+++ Records for the exercise +++
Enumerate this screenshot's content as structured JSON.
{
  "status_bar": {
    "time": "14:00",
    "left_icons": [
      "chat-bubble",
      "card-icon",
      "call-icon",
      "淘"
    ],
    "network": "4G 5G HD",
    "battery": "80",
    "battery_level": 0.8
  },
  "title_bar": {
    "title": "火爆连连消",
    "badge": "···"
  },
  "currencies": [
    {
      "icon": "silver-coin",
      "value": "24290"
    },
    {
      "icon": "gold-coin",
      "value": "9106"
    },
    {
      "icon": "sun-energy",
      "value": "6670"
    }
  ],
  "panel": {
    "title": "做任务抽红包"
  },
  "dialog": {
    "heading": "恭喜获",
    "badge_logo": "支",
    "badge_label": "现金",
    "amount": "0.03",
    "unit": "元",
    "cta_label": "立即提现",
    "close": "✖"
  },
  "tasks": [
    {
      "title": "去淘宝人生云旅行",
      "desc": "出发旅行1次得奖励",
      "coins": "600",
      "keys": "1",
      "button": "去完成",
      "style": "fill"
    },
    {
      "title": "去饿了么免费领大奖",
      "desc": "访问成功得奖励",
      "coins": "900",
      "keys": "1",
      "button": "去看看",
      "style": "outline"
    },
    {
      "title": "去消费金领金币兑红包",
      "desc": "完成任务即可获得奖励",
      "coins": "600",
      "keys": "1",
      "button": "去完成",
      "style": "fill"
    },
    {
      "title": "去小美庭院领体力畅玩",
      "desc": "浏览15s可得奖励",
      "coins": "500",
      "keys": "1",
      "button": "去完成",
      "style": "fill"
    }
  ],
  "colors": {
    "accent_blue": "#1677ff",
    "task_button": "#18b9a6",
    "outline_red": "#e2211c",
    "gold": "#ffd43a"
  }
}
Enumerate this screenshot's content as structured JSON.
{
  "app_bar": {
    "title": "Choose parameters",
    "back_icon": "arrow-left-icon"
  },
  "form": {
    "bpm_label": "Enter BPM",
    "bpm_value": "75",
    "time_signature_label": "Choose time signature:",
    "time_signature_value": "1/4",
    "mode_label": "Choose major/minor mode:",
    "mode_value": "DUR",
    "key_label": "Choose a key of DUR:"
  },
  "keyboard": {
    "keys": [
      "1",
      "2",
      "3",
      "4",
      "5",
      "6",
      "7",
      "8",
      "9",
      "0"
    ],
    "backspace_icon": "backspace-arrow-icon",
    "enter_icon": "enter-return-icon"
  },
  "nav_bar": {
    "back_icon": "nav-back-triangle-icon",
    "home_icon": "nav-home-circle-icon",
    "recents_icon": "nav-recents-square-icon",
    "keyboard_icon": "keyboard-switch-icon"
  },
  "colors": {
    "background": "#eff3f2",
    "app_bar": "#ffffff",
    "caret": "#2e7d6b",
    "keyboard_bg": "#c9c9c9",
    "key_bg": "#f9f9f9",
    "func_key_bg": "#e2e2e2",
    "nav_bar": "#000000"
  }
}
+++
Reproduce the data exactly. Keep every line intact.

Enumerate this screenshot's content as structured JSON.
{
  "status_bar": {
    "time": "14:00",
    "left_icons": [
      "chat-bubble",
      "card-icon",
      "call-icon",
      "淘"
    ],
    "network": "4G 5G HD",
    "battery": "80",
    "battery_level": 0.8
  },
  "title_bar": {
    "title": "火爆连连消",
    "badge": "···"
  },
  "currencies": [
    {
      "icon": "silver-coin",
      "value": "24290"
    },
    {
      "icon": "gold-coin",
      "value": "9106"
    },
    {
      "icon": "sun-energy",
      "value": "6670"
    }
  ],
  "panel": {
    "title": "做任务抽红包"
  },
  "dialog": {
    "heading": "恭喜获",
    "badge_logo": "支",
    "badge_label": "现金",
    "amount": "0.03",
    "unit": "元",
    "cta_label": "立即提现",
    "close": "✖"
  },
  "tasks": [
    {
      "title": "去淘宝人生云旅行",
      "desc": "出发旅行1次得奖励",
      "coins": "600",
      "keys": "1",
      "button": "去完成",
      "style": "fill"
    },
    {
      "title": "去饿了么免费领大奖",
      "desc": "访问成功得奖励",
      "coins": "900",
      "keys": "1",
      "button": "去看看",
      "style": "outline"
    },
    {
      "title": "去消费金领金币兑红包",
      "desc": "完成任务即可获得奖励",
      "coins": "600",
      "keys": "1",
      "button": "去完成",
      "style": "fill"
    },
    {
      "title": "去小美庭院领体力畅玩",
      "desc": "浏览15s可得奖励",
      "coins": "500",
      "keys": "1",
      "button": "去完成",
      "style": "fill"
    }
  ],
  "colors": {
    "accent_blue": "#1677ff",
    "task_button": "#18b9a6",
    "outline_red": "#e2211c",
    "gold": "#ffd43a"
  }
}
Enumerate this screenshot's content as structured JSON.
{
  "app_bar": {
    "title": "Choose parameters",
    "back_icon": "arrow-left-icon"
  },
  "form": {
    "bpm_label": "Enter BPM",
    "bpm_value": "75",
    "time_signature_label": "Choose time signature:",
    "time_signature_value": "1/4",
    "mode_label": "Choose major/minor mode:",
    "mode_value": "DUR",
    "key_label": "Choose a key of DUR:"
  },
  "keyboard": {
    "keys": [
      "1",
      "2",
      "3",
      "4",
      "5",
      "6",
      "7",
      "8",
      "9",
      "0"
    ],
    "backspace_icon": "backspace-arrow-icon",
    "enter_icon": "enter-return-icon"
  },
  "nav_bar": {
    "back_icon": "nav-back-triangle-icon",
    "home_icon": "nav-home-circle-icon",
    "recents_icon": "nav-recents-square-icon",
    "keyboard_icon": "keyboard-switch-icon"
  },
  "colors": {
    "background": "#eff3f2",
    "app_bar": "#ffffff",
    "caret": "#2e7d6b",
    "keyboard_bg": "#c9c9c9",
    "key_bg": "#f9f9f9",
    "func_key_bg": "#e2e2e2",
    "nav_bar": "#000000"
  }
}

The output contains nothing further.